EXERCISE DIRECTIONS =>
Pull out every line below that holds the word "Court".

PROVIDED ENTRIES =>
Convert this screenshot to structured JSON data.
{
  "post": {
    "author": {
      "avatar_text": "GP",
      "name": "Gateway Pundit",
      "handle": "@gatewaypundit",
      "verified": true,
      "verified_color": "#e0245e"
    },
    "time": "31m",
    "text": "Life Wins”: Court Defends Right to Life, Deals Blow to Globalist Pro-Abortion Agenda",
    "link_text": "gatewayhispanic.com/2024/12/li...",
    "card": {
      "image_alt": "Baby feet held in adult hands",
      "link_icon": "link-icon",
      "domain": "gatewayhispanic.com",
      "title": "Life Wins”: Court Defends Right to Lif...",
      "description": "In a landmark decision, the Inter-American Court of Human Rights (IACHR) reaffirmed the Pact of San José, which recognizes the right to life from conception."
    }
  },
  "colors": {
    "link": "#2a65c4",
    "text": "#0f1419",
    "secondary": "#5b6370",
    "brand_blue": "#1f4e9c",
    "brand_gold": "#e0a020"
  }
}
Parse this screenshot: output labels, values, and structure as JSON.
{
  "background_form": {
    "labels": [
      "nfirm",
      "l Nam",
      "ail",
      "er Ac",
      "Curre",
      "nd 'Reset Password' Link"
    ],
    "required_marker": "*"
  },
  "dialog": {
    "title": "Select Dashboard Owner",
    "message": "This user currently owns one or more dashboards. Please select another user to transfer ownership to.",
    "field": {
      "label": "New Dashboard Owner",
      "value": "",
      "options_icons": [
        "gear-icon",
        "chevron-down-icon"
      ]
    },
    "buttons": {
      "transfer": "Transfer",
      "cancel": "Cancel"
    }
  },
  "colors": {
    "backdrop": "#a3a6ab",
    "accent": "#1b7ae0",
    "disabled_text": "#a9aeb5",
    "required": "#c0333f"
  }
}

RESULT OF THE EXERCISE =>
    "text": "Life Wins”: Court Defends Right to Life, Deals Blow to Globalist Pro-Abortion Agenda",
      "title": "Life Wins”: Court Defends Right to Lif...",
      "description": "In a landmark decision, the Inter-American Court of Human Rights (IACHR) reaffirmed the Pact of San José, which recognizes the right to life from conception."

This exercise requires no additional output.